Real world convergence with the interconnected web is a big thing these days: Look to location based services like Foursquare and data services like the Weather Network for just a glimpse. It’s easier than ever to keep your finger to the pulseƒ or, as Twitter says, “What’s happening right now.”
Taking the wired world into the wild, Bear 71 is an interactive story by Canada’s National Film Board that follows the life of a female grizzly bear monitored by conservation officers from 2001 – 2009 in the Rocky Mountains. Bear 71′s movements are tracked by GPS, motion sensors, live streaming web cams, and with traditional science: footprints, fur samples, scat.
Looking back on the week’s highlights in the online and social realm, from a creative standpoint.
What does the sound of freedom sound like to you? As part of their “Break The Law of Silence” campaign, Amnesty International France worked with singer-songwriter Yael Naim to compose a song, where each electronic signature the campaign received added a new musical note to the song. Partnering with Shazam, a service that listens to your surroundings and identifies what song is currently playing, helped grow awareness of the campaign and more importantly, the stories behind it.

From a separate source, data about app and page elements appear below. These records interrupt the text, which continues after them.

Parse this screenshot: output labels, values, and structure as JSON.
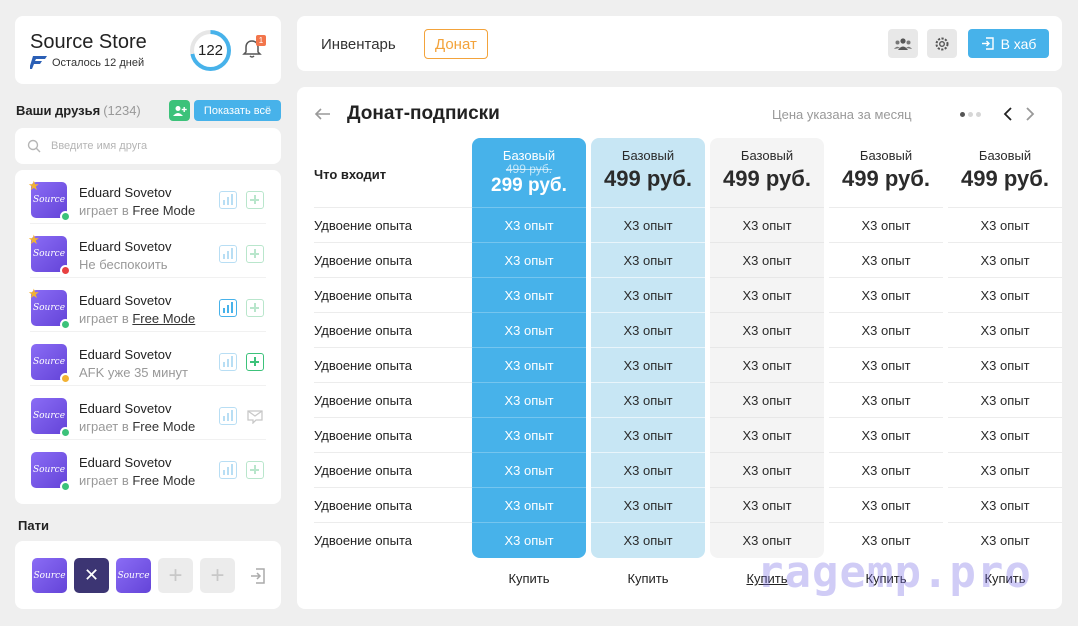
{
  "store": {
    "title": "Source Store",
    "subscription_left": "Осталось 12 дней",
    "level": "122",
    "level_progress": 0.72,
    "notifications_count": "1"
  },
  "friends": {
    "title": "Ваши друзья",
    "count": "(1234)",
    "show_all_label": "Показать всё",
    "search_placeholder": "Введите имя друга",
    "avatar_text": "Source",
    "items": [
      {
        "name": "Eduard Sovetov",
        "status_prefix": "играет в ",
        "status_game": "Free Mode",
        "starred": true,
        "presence": "online",
        "presence_color": "#3cc27a",
        "action2": "add"
      },
      {
        "name": "Eduard Sovetov",
        "status_prefix": "Не беспокоить",
        "status_game": "",
        "starred": true,
        "presence": "busy",
        "presence_color": "#e84040",
        "action2": "add"
      },
      {
        "name": "Eduard Sovetov",
        "status_prefix": "играет в ",
        "status_game": "Free Mode",
        "starred": true,
        "presence": "online",
        "presence_color": "#3cc27a",
        "action2": "add"
      },
      {
        "name": "Eduard Sovetov",
        "status_prefix": "AFK уже 35 минут",
        "status_game": "",
        "starred": false,
        "presence": "away",
        "presence_color": "#f2b233",
        "action2": "add"
      },
      {
        "name": "Eduard Sovetov",
        "status_prefix": "играет в ",
        "status_game": "Free Mode",
        "starred": false,
        "presence": "online",
        "presence_color": "#3cc27a",
        "action2": "message"
      },
      {
        "name": "Eduard Sovetov",
        "status_prefix": "играет в ",
        "status_game": "Free Mode",
        "starred": false,
        "presence": "online",
        "presence_color": "#3cc27a",
        "action2": "add"
      }
    ]
  },
  "party": {
    "title": "Пати",
    "slots": [
      "filled",
      "kick",
      "filled",
      "empty",
      "empty"
    ]
  },
  "nav": {
    "tab_inventory": "Инвентарь",
    "tab_donate": "Донат",
    "hub_label": "В хаб",
    "active_tab": "Донат"
  },
  "panel": {
    "title": "Донат-подписки",
    "price_note": "Цена указана за месяц",
    "row_header": "Что входит",
    "row_labels": [
      "Удвоение опыта",
      "Удвоение опыта",
      "Удвоение опыта",
      "Удвоение опыта",
      "Удвоение опыта",
      "Удвоение опыта",
      "Удвоение опыта",
      "Удвоение опыта",
      "Удвоение опыта",
      "Удвоение опыта"
    ],
    "plans": [
      {
        "name": "Базовый",
        "old_price": "499 руб.",
        "price": "299 руб.",
        "cells": [
          "X3 опыт",
          "X3 опыт",
          "X3 опыт",
          "X3 опыт",
          "X3 опыт",
          "X3 опыт",
          "X3 опыт",
          "X3 опыт",
          "X3 опыт",
          "X3 опыт"
        ],
        "buy": "Купить"
      },
      {
        "name": "Базовый",
        "old_price": "",
        "price": "499 руб.",
        "cells": [
          "X3 опыт",
          "X3 опыт",
          "X3 опыт",
          "X3 опыт",
          "X3 опыт",
          "X3 опыт",
          "X3 опыт",
          "X3 опыт",
          "X3 опыт",
          "X3 опыт"
        ],
        "buy": "Купить"
      },
      {
        "name": "Базовый",
        "old_price": "",
        "price": "499 руб.",
        "cells": [
          "X3 опыт",
          "X3 опыт",
          "X3 опыт",
          "X3 опыт",
          "X3 опыт",
          "X3 опыт",
          "X3 опыт",
          "X3 опыт",
          "X3 опыт",
          "X3 опыт"
        ],
        "buy": "Купить"
      },
      {
        "name": "Базовый",
        "old_price": "",
        "price": "499 руб.",
        "cells": [
          "X3 опыт",
          "X3 опыт",
          "X3 опыт",
          "X3 опыт",
          "X3 опыт",
          "X3 опыт",
          "X3 опыт",
          "X3 опыт",
          "X3 опыт",
          "X3 опыт"
        ],
        "buy": "Купить"
      },
      {
        "name": "Базовый",
        "old_price": "",
        "price": "499 руб.",
        "cells": [
          "X3 опыт",
          "X3 опыт",
          "X3 опыт",
          "X3 опыт",
          "X3 опыт",
          "X3 опыт",
          "X3 опыт",
          "X3 опыт",
          "X3 опыт",
          "X3 опыт"
        ],
        "buy": "Купить"
      }
    ],
    "page_dots": 3,
    "active_dot": 0
  },
  "watermark": "ragemp.pro",
  "colors": {
    "accent": "#47b2ea",
    "donate": "#f3a33b",
    "green": "#3cc27a",
    "badge": "#f2754b"
  }
}
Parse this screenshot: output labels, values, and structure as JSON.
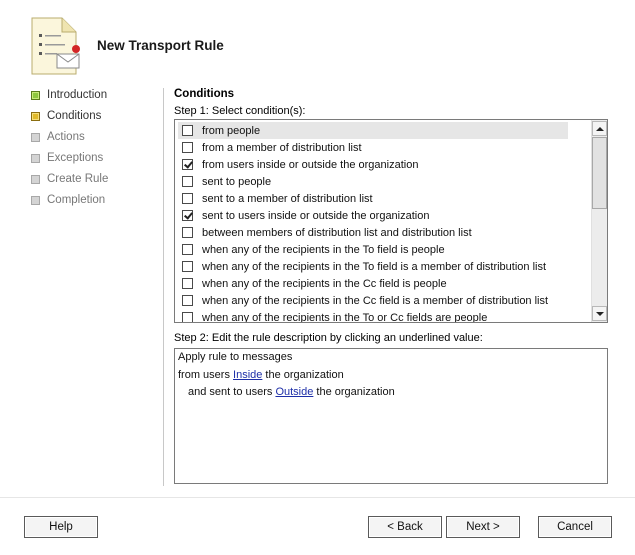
{
  "wizard": {
    "title": "New Transport Rule",
    "header_icon": "document-rule-icon"
  },
  "steps": [
    {
      "label": "Introduction",
      "state": "done"
    },
    {
      "label": "Conditions",
      "state": "current"
    },
    {
      "label": "Actions",
      "state": "pending"
    },
    {
      "label": "Exceptions",
      "state": "pending"
    },
    {
      "label": "Create Rule",
      "state": "pending"
    },
    {
      "label": "Completion",
      "state": "pending"
    }
  ],
  "content": {
    "section_title": "Conditions",
    "step1_label": "Step 1: Select condition(s):",
    "conditions": [
      {
        "label": "from people",
        "checked": false,
        "highlighted": true
      },
      {
        "label": "from a member of distribution list",
        "checked": false
      },
      {
        "label": "from users inside or outside the organization",
        "checked": true
      },
      {
        "label": "sent to people",
        "checked": false
      },
      {
        "label": "sent to a member of distribution list",
        "checked": false
      },
      {
        "label": "sent to users inside or outside the organization",
        "checked": true
      },
      {
        "label": "between members of distribution list and distribution list",
        "checked": false
      },
      {
        "label": "when any of the recipients in the To field is people",
        "checked": false
      },
      {
        "label": "when any of the recipients in the To field is a member of distribution list",
        "checked": false
      },
      {
        "label": "when any of the recipients in the Cc field is people",
        "checked": false
      },
      {
        "label": "when any of the recipients in the Cc field is a member of distribution list",
        "checked": false
      },
      {
        "label": "when any of the recipients in the To or Cc fields are people",
        "checked": false
      }
    ],
    "step2_label": "Step 2: Edit the rule description by clicking an underlined value:",
    "description": {
      "line1": "Apply rule to messages",
      "line2_prefix": "from users ",
      "line2_link": "Inside",
      "line2_suffix": " the organization",
      "line3_prefix": "and sent to users ",
      "line3_link": "Outside",
      "line3_suffix": " the organization"
    }
  },
  "buttons": {
    "help": "Help",
    "back": "< Back",
    "next": "Next >",
    "cancel": "Cancel"
  }
}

While some brands such as Old Navy have used Shazam to drive users to in-store specials when their theme song plays, we really like the approach taken by Amnesty International. Whenever the service was unable to identify a song, it drove users to hear a story from a victim of human rights abuse. Users could then electronically add their signature to the support list Amnesty was creating, adding a note to the Yael Naim song and helping to break the law of silence.
With increasing access to social-friendly video channels and digital tools comes inevitable online clutter. More than ever, it is important to recognize the value of creating strong content to make an impact within this realm – and taking into consideration the potential relevance for any target audiences.
To promote HBO’s popular television series, Boardwalk Empire, the Emmy award-winning team at Brainstorm Digital recently stitched together ‘before and after’ shots from Season 2. This content (posted on video platforms such as Vimeo) now allow fans to discover how certain visual effects were created – and in turn, share these videos across their own channels. Because these particular videos provide interesting and unique behind-the-scenes content, they also encourage fans to re-watch older episodes of the show; not to mention, bring in new fans who may have been on the fence up until this point. In the case of Boardwalk Empire’s promotional efforts this season, this is just one small example of a larger campaign to increase viewership and reward existing fans.
To celebrate the launch of Dance Central 2, Microsoft has released their Dance*Cam app so gamers can show off their dance moves to the world. The new app allows people to record themselves dancing for 10 seconds to one of seven popular songs. Once people have recorded their dance moves, their recently recorded footage is turned into a slick music video (complete with product shots from the new game). Facebook users can also challenge their friends to a dance-off where footage from the dance combatants is combined and friends are asked to vote on who has best moves.
Although the app is a simple idea, the potential Share Value is huge. Users capture video footage of themselves, the app splices in game footage, and then people share it out on Facebook for all of their friends to see. It’s fun, engaging, and the barrier to entry is extremely low. Making an accompanying mobile app for new console games is an emerging trend, but rarely does it add as much to the overall experience as Dance*Cam.
The US Congress is considering two bills, the PROTECT IP Act (PIPA) in the Senate and the Stop Online Piracy Act (SOPA) in the House, which, if enacted, would fundamentally change how the Internet works. These bills would give the US government and Internet Service Providers the right to unilaterally censor foreign websites and make it a felony to post even parts of copyrighted content, something that was previously allowed under “fair use.”
Some implications of this include:
* Stifling user generated creativity, by removing the fair use of copyrighted content.
* Even as an advertiser, your website could be blocked and made unsearchable by ISPs for sharing offending content, without due process, even if it’s about you.
* US online advertising networks (ie. Google) and payment processors (ie. Paypal) being required the end to doing business with foreign (ie. Canadian) websites accused of infringing US copyright.
Nothing says “I love you” like sparky bling. Right?
Not so fast. Tiffany & Co. think YOU can summon your inner romantic pretty well too, so they’ve launched their What Makes Love True campaign just in time for Valentine’s Day.
Last year, Dutch airline KLM explored the idea of profile-based social seat placements on their planes; allowing passengers to choose what kind of travelers they sit next to while booking their flight – essentially, allowing them to pair up with potential networking opportunities or even blind dates while up in the air.
More recently, Scandinavian Airlines has introduced Couple Up to Buckle Up – a two for one incentive program that targets couples and friends booking flights together. Like air mile programs, this rewards-based campaign allows passengers to build up points by scanning a customized CQ code which then syncs their phone to their partner’s. Both partners must complete simple and fun-filled tasks as designated by the QR codes in order to receive a lowered price for their tickets. Just in time for couples booking Valentine’s Day trips together.